The Southern Poverty Law Center released its quarterly hate group study and found there has been an increase in the total number of active groups over the past year.
In 2016, there were 917 active hate groups, compared to 892 in the previous year.
"2016 was an unprecedented year for hate," said Mark Potok, a senior fellow at the SPLC, according to the Jewish Telegraphic Agency. "The country saw a resurgence of white nationalism that imperils the racial progress we’ve made, along with the rise of a president whose policies reflect the values of white nationalists."
Referring to President Donald Trump’s chief strategist, Potok added: "In Steve Bannon, these extremists think they finally have an ally who has the president’s ear."
"There is no question that the organizations that aligned themselves with the Trump campaign saw their ranks grow, their prominence grow and their online readership grow," Heidi Beirich, director of the SPLC's Intelligence Project, told NBC News.
The report also blamed the "incendiary rhetoric" of Trump, "the unrelenting propaganda of a growing circle of well-paid ideologues," and terrorist attacks like the Orlando gay nightclub massacre for the increase in hate groups, reported The Associated Press.
SPLC, a nonprofit civil rights advocacy organization based in Montgomery, Alabama, defines "hate groups" as any organization that opposes groups of people based on race, religion or ethnicity.
Black separatist and neo-Confederate groups were among those that saw an increase in the past year.

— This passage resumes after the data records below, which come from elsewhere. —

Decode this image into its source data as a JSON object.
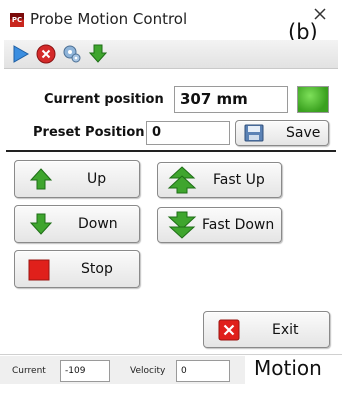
{
  "window": {
    "title": "Probe Motion Control",
    "icon_text": "PC",
    "figure_tag": "(b)"
  },
  "toolbar": {
    "items": [
      {
        "icon": "play-icon"
      },
      {
        "icon": "stop-circle-icon"
      },
      {
        "icon": "settings-icon"
      },
      {
        "icon": "download-arrow-icon"
      }
    ]
  },
  "position": {
    "current_label": "Current position",
    "current_value": "307 mm",
    "indicator_color": "#4cbb2a",
    "preset_label": "Preset Position",
    "preset_value": "0",
    "save_label": "Save"
  },
  "controls": {
    "up_label": "Up",
    "down_label": "Down",
    "stop_label": "Stop",
    "fast_up_label": "Fast Up",
    "fast_down_label": "Fast Down",
    "exit_label": "Exit"
  },
  "status": {
    "current_label": "Current",
    "current_value": "-109",
    "velocity_label": "Velocity",
    "velocity_value": "0"
  },
  "caption": "Motion",
  "colors": {
    "arrow_green": "#3fa52e",
    "stop_red": "#e0201b",
    "toolbar_blue": "#3b8ee0"
  }
}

For black separatist groups, the number went up from 180 to 193. And for neo-Confederate groups, there was an increase from 35 to 43.